by Shaykh Muhammad Shareef bin Farid
After reading Professor Abdulbassit Kassim’s articles on science versus religious approaches to understanding and tackling pandemics; I was inspired to read one of the key Arabic works which the professor cited, called: Badhlu al-Maa`uun Fee Fadli at-Taa`uun (The Generous Assistance Regarding the Bounties of Plagues) by the famous traditionists Imam Ahmad ibn Hajr al-Asqalani.
From the onset, the title of the book, gives the reader immediate insight into the proper attitude that a believer is supposed to have regarding plagues, epidemics and pandemics.
The initial attitude which a believer is supposed to have regarding global diseases is that they are a bounty (fadl) from God, by which He unleashes His decree upon those whom He wills in creation.
The author, Ibn Hajr divides the book into five major chapters with a conclusion.
The First Chapter: On the Origin of Pandemics. Ibn Hajr divides this first chapter into four sections.
In these sections Ibn Hajr discusses how:
 Plagues and pandemics in the past prior to Islam were considered an abomination (rijz);
 Pandemics were a means that GOD destroyed those who disbelieved among the communities before Islam
 Plagues when it afflicted those who believed was a form of mercy and the achievement of martyrdom
The Second Chapter: On Recognition of Pandemics. The author divides this second chapter into nine sections.
In these nine sections Ibn Hajr discusses that:
 there is a clear distinction from a plague (طاعون) and a pandemic (وباء)
 the prophetic traditions narrated establishing the origin of pandemics from djinn
 what has been narrated regarding that one of the key means in which the djinn control humanity is via plague, pestilence and pandemics
 on the methodologies of protecting oneself from the schemes of the djinn
 some of what Imam as-Shafi` narrated regarding effective cures and preventatives measures against plagues and pandemics
The Third Chapter: On the Reality that Pandemics are One of the Causative Factors of Martyrdom for Muslims and a Mercy. The author, Ibn Hajr divides the section into ten sections making it the most extensive part of the text.
In these ten sections Ibn Hajr discusses:
 that martyrdom does not only come as a result of dying in battle
 on the diverse kinds of martyrs
 on the meaning of martyrdom in Islam
 on the superiority of some martyrs over others

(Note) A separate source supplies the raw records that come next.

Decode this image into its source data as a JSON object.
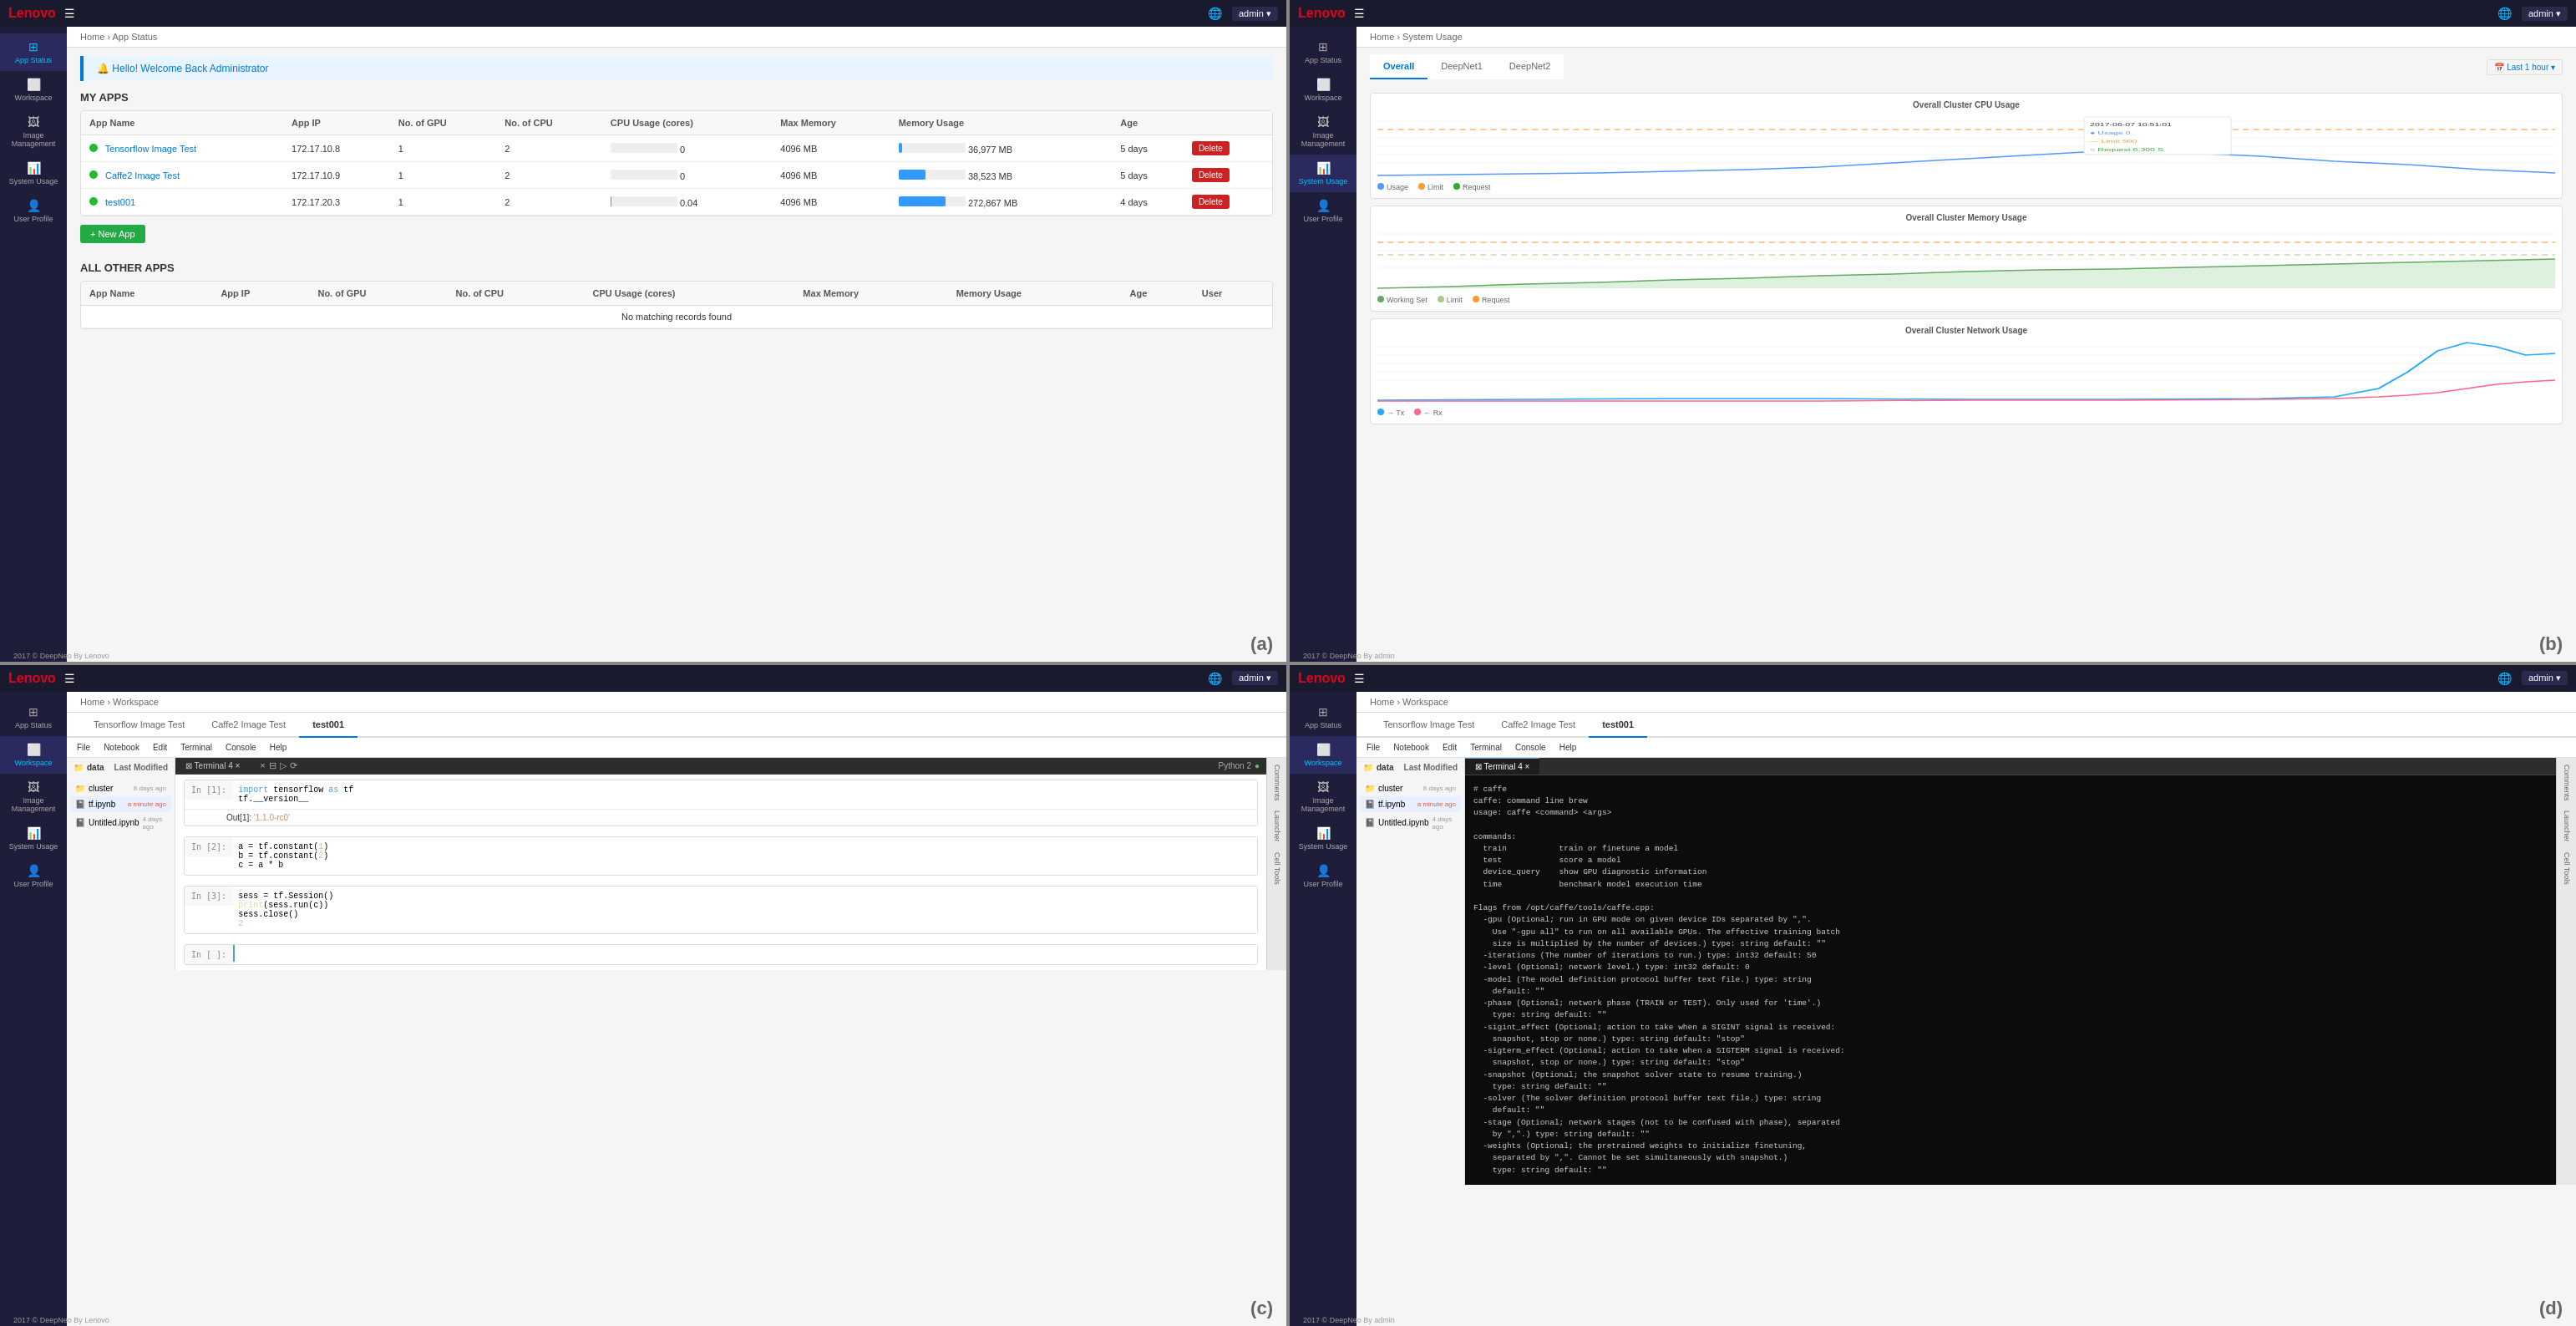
{
  "panels": {
    "a": {
      "label": "(a)",
      "topbar": {
        "logo": "Lenovo",
        "admin": "admin ▾"
      },
      "sidebar": {
        "items": [
          {
            "id": "app-status",
            "icon": "⊞",
            "label": "App Status",
            "active": true
          },
          {
            "id": "workspace",
            "icon": "⬜",
            "label": "Workspace",
            "active": false
          },
          {
            "id": "image-mgmt",
            "icon": "🖼",
            "label": "Image Management",
            "active": false
          },
          {
            "id": "system-usage",
            "icon": "📊",
            "label": "System Usage",
            "active": false
          },
          {
            "id": "user-profile",
            "icon": "👤",
            "label": "User Profile",
            "active": false
          }
        ]
      },
      "breadcrumb": "Home › App Status",
      "welcome": "Hello! Welcome Back Administrator",
      "my_apps_title": "MY APPS",
      "table_headers": [
        "App Name",
        "App IP",
        "No. of GPU",
        "No. of CPU",
        "CPU Usage (cores)",
        "Max Memory",
        "Memory Usage",
        "Age",
        ""
      ],
      "apps": [
        {
          "name": "Tensorflow Image Test",
          "ip": "172.17.10.8",
          "gpu": "1",
          "cpu": "2",
          "cpu_usage": 0,
          "cpu_pct": 0,
          "max_mem": "4096 MB",
          "mem_usage": "36,977 MB",
          "mem_pct": 5,
          "age": "5 days",
          "status": "green"
        },
        {
          "name": "Caffe2 Image Test",
          "ip": "172.17.10.9",
          "gpu": "1",
          "cpu": "2",
          "cpu_usage": 0,
          "cpu_pct": 0,
          "max_mem": "4096 MB",
          "mem_usage": "38,523 MB",
          "mem_pct": 40,
          "age": "5 days",
          "status": "green"
        },
        {
          "name": "test001",
          "ip": "172.17.20.3",
          "gpu": "1",
          "cpu": "2",
          "cpu_usage": 0.04,
          "cpu_pct": 2,
          "max_mem": "4096 MB",
          "mem_usage": "272,867 MB",
          "mem_pct": 70,
          "age": "4 days",
          "status": "green"
        }
      ],
      "new_app_btn": "+ New App",
      "other_apps_title": "ALL OTHER APPS",
      "other_table_headers": [
        "App Name",
        "App IP",
        "No. of GPU",
        "No. of CPU",
        "CPU Usage (cores)",
        "Max Memory",
        "Memory Usage",
        "Age",
        "User"
      ],
      "no_records": "No matching records found",
      "copyright": "2017 © DeepNeo By Lenovo"
    },
    "b": {
      "label": "(b)",
      "topbar": {
        "logo": "Lenovo",
        "admin": "admin ▾"
      },
      "breadcrumb": "Home › System Usage",
      "sidebar_items": [
        "App Status",
        "Workspace",
        "Image Management",
        "System Usage",
        "User Profile"
      ],
      "active_sidebar": "System Usage",
      "tabs": [
        "Overall",
        "DeepNet1",
        "DeepNet2"
      ],
      "active_tab": "Overall",
      "time_filter": "Last 1 hour",
      "charts": [
        {
          "title": "Overall Cluster CPU Usage",
          "type": "line",
          "color": "#5599ff"
        },
        {
          "title": "Overall Cluster Memory Usage",
          "type": "area",
          "color": "#88cc88"
        },
        {
          "title": "Overall Cluster Network Usage",
          "type": "line",
          "color": "#22aaff"
        }
      ],
      "copyright": "2017 © DeepNeo By admin"
    },
    "c": {
      "label": "(c)",
      "topbar": {
        "logo": "Lenovo",
        "admin": "admin ▾"
      },
      "breadcrumb": "Home › Workspace",
      "sidebar_items": [
        "App Status",
        "Workspace",
        "Image Management",
        "System Usage",
        "User Profile"
      ],
      "active_sidebar": "Workspace",
      "tabs": [
        "Tensorflow Image Test",
        "Caffe2 Image Test",
        "test001"
      ],
      "active_tab": "test001",
      "notebook_menus": [
        "File",
        "Notebook",
        "Edit",
        "Terminal",
        "Console",
        "Help"
      ],
      "file_tree": {
        "root": "data",
        "items": [
          {
            "name": "cluster",
            "type": "folder",
            "modified": "8 days ago"
          },
          {
            "name": "tf.ipynb",
            "type": "file",
            "modified": "a minute ago",
            "active": true
          },
          {
            "name": "Untitled.ipynb",
            "type": "file",
            "modified": "4 days ago"
          }
        ]
      },
      "terminal_tab": "Terminal 4",
      "code_cells": [
        {
          "prompt": "In [1]:",
          "code": "import tensorflow as tf\ntf.__version__",
          "output": "Out[1]: '1.1.0-rc0'"
        },
        {
          "prompt": "In [2]:",
          "code": "a = tf.constant(1)\nb = tf.constant(2)\nc = a * b",
          "output": ""
        },
        {
          "prompt": "In [3]:",
          "code": "sess = tf.Session()\nprint(sess.run(c))\nsess.close()\n2",
          "output": ""
        },
        {
          "prompt": "In [ ]:",
          "code": "",
          "output": ""
        }
      ],
      "copyright": "2017 © DeepNeo By Lenovo"
    },
    "d": {
      "label": "(d)",
      "topbar": {
        "logo": "Lenovo",
        "admin": "admin ▾"
      },
      "breadcrumb": "Home › Workspace",
      "sidebar_items": [
        "App Status",
        "Workspace",
        "Image Management",
        "System Usage",
        "User Profile"
      ],
      "active_sidebar": "Workspace",
      "tabs": [
        "Tensorflow Image Test",
        "Caffe2 Image Test",
        "test001"
      ],
      "active_tab": "test001",
      "notebook_menus": [
        "File",
        "Notebook",
        "Edit",
        "Terminal",
        "Console",
        "Help"
      ],
      "terminal_tab": "Terminal 4",
      "file_tree": {
        "root": "data",
        "items": [
          {
            "name": "cluster",
            "type": "folder",
            "modified": "8 days ago"
          },
          {
            "name": "tf.ipynb",
            "type": "file",
            "modified": "a minute ago",
            "active": true
          },
          {
            "name": "Untitled.ipynb",
            "type": "file",
            "modified": "4 days ago"
          }
        ]
      },
      "terminal_content": "# caffe\ncaffe: command line brew\nusage: caffe <command> <args>\n\ncommands:\n  train           train or finetune a model\n  test            score a model\n  device_query    show GPU diagnostic information\n  time            benchmark model execution time\n\nFlags from /opt/caffe/tools/caffe.cpp:\n  -gpu (Optional; run in GPU mode on given device IDs separated by \",\".\n    Use \"-gpu all\" to run on all available GPUs. The effective training batch\n    size is multiplied by the number of devices.) type: string default: \"\"\n  -iterations (The number of iterations to run.) type: int32 default: 50\n  -level (Optional; network level.) type: int32 default: 0\n  -model (The model definition protocol buffer text file.) type: string\n    default: \"\"\n  -phase (Optional; network phase (TRAIN or TEST). Only used for 'time'.)\n    type: string default: \"\"\n  -sigint_effect (Optional; action to take when a SIGINT signal is received:\n    snapshot, stop or none.) type: string default: \"stop\"\n  -sigterm_effect (Optional; action to take when a SIGTERM signal is received:\n    snapshot, stop or none.) type: string default: \"stop\"\n  -snapshot (Optional; the snapshot solver state to resume training.)\n    type: string default: \"\"\n  -solver (The solver definition protocol buffer text file.) type: string\n    default: \"\"\n  -stage (Optional; network stages (not to be confused with phase), separated\n    by \",\".) type: string default: \"\"\n  -weights (Optional; the pretrained weights to initialize finetuning,\n    separated by \",\". Cannot be set simultaneously with snapshot.)\n    type: string default: \"\"",
      "copyright": "2017 © DeepNeo By admin"
    }
  }
}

 on the equivalence of a martyr resulting from plague and pandemic to the martyr on the battlefield
 on the differences regarding dying by pandemic being a mercy or martydom
The Fourth Chapter: On the Legal Judgment of Leaving or Entering Lands in which Plague and Epidemics have Struck. Ibn Hajr divides this fourth chapter into four sections.
In these four sections Ibn Hajr discusses:
 on it being an abomination to leave a land afflicted by plague, pestilence or epidemic and going to another
 On Umar ibn al-Khataab refusing to enter a land in which plague, epidemics or pestilence as struck
 on the disagreement among the jurists on leaving a land afflicted by plague
The Fifth Chapter: On the Actions the Shari`a Has Prescribed to Been Done When a Pandemic Occurs. The author, Ibn Hajr divides this fifth chapter into five sections,
In these five sections Ibn Hajr discusses:
 on the lawfulness of supplicating for the removal of pestilence, plague and pandemics
 on the lawfulness of giving charity and making supplication for the warding off of plagues
 on the lawfulness or unlawfulness of be afraid when pandemic strikes a land
 on the correct courtesy of those stricken with plague or pandemics
 on the lawfulness of asking GOD for well-being (عافية) and seeking refuge with Him from all kinds of sicknesses
 on being patient with the decree of GOD, being content with what He predestines and having a good opinion of Him
The Conclusion: On the Plagues and Pandemics That Historically Afflicted the Muslim World. Ibn Hajr divides this conclusion into a discussion of the recollection of the historians who wrote about the impact of pandemics in particular periods and regions of the Muslim world.
In this conclusion, Ibn Hajr discusses five different historical narrators in Islam who gave a description of the different impacts that plagues, pestilence and pandemics had upon different regions and times of the Islamic world and how they responded.
The text is an excellent work in providing the BELIEVER with the correct attitude he/she is supposed to have regarding the occurrence of pandemics in society.
This work by Ibn Hajr is an antidote to the kind of paranoia and diminution of faith which naturally occurs when pandemics, pestilence and plagues ravage a Muslim society.